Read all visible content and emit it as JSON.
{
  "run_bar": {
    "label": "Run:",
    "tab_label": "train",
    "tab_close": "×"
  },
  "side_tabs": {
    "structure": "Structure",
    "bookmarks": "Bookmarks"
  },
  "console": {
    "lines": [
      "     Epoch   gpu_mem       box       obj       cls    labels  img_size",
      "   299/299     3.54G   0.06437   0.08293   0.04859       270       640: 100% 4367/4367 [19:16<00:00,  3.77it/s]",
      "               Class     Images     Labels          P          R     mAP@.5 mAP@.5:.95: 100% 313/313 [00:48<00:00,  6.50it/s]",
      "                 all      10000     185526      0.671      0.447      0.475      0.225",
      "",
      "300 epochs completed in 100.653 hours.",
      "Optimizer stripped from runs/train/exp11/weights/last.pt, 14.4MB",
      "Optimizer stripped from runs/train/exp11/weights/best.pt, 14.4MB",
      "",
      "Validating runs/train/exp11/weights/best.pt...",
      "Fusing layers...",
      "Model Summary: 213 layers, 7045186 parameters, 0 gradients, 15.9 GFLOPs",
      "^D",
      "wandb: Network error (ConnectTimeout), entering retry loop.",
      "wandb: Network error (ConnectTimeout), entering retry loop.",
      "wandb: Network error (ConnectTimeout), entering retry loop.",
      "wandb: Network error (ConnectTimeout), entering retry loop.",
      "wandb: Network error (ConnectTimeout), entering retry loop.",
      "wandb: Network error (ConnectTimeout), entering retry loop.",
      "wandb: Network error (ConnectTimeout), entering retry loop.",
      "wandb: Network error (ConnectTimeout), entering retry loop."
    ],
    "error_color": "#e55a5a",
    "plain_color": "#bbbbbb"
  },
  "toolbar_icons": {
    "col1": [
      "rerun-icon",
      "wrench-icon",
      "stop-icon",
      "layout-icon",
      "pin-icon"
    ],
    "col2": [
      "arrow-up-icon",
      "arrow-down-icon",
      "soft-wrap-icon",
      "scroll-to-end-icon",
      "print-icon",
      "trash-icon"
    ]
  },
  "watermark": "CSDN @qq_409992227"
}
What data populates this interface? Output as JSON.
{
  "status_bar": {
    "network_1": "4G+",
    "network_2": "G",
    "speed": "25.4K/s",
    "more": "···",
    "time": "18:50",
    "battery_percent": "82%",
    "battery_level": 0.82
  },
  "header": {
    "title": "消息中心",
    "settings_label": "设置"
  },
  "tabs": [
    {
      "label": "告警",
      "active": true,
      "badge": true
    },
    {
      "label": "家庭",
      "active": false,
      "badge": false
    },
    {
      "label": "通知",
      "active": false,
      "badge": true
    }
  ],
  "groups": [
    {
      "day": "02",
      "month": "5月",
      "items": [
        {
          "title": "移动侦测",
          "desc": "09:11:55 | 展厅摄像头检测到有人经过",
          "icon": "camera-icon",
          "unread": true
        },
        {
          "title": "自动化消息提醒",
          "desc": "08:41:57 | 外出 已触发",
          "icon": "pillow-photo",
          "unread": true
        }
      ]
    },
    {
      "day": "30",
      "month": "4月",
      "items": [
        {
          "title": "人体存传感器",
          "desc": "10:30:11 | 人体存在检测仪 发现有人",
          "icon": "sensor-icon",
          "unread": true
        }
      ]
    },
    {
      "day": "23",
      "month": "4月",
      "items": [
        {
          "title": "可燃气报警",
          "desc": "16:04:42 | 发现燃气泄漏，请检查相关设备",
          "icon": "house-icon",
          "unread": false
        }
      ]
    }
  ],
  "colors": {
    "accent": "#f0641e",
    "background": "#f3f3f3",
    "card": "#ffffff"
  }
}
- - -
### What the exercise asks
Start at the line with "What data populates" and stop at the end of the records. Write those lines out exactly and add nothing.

### Written solution
What data populates this interface? Output as JSON.
{
  "status_bar": {
    "network_1": "4G+",
    "network_2": "G",
    "speed": "25.4K/s",
    "more": "···",
    "time": "18:50",
    "battery_percent": "82%",
    "battery_level": 0.82
  },
  "header": {
    "title": "消息中心",
    "settings_label": "设置"
  },
  "tabs": [
    {
      "label": "告警",
      "active": true,
      "badge": true
    },
    {
      "label": "家庭",
      "active": false,
      "badge": false
    },
    {
      "label": "通知",
      "active": false,
      "badge": true
    }
  ],
  "groups": [
    {
      "day": "02",
      "month": "5月",
      "items": [
        {
          "title": "移动侦测",
          "desc": "09:11:55 | 展厅摄像头检测到有人经过",
          "icon": "camera-icon",
          "unread": true
        },
        {
          "title": "自动化消息提醒",
          "desc": "08:41:57 | 外出 已触发",
          "icon": "pillow-photo",
          "unread": true
        }
      ]
    },
    {
      "day": "30",
      "month": "4月",
      "items": [
        {
          "title": "人体存传感器",
          "desc": "10:30:11 | 人体存在检测仪 发现有人",
          "icon": "sensor-icon",
          "unread": true
        }
      ]
    },
    {
      "day": "23",
      "month": "4月",
      "items": [
        {
          "title": "可燃气报警",
          "desc": "16:04:42 | 发现燃气泄漏，请检查相关设备",
          "icon": "house-icon",
          "unread": false
        }
      ]
    }
  ],
  "colors": {
    "accent": "#f0641e",
    "background": "#f3f3f3",
    "card": "#ffffff"
  }
}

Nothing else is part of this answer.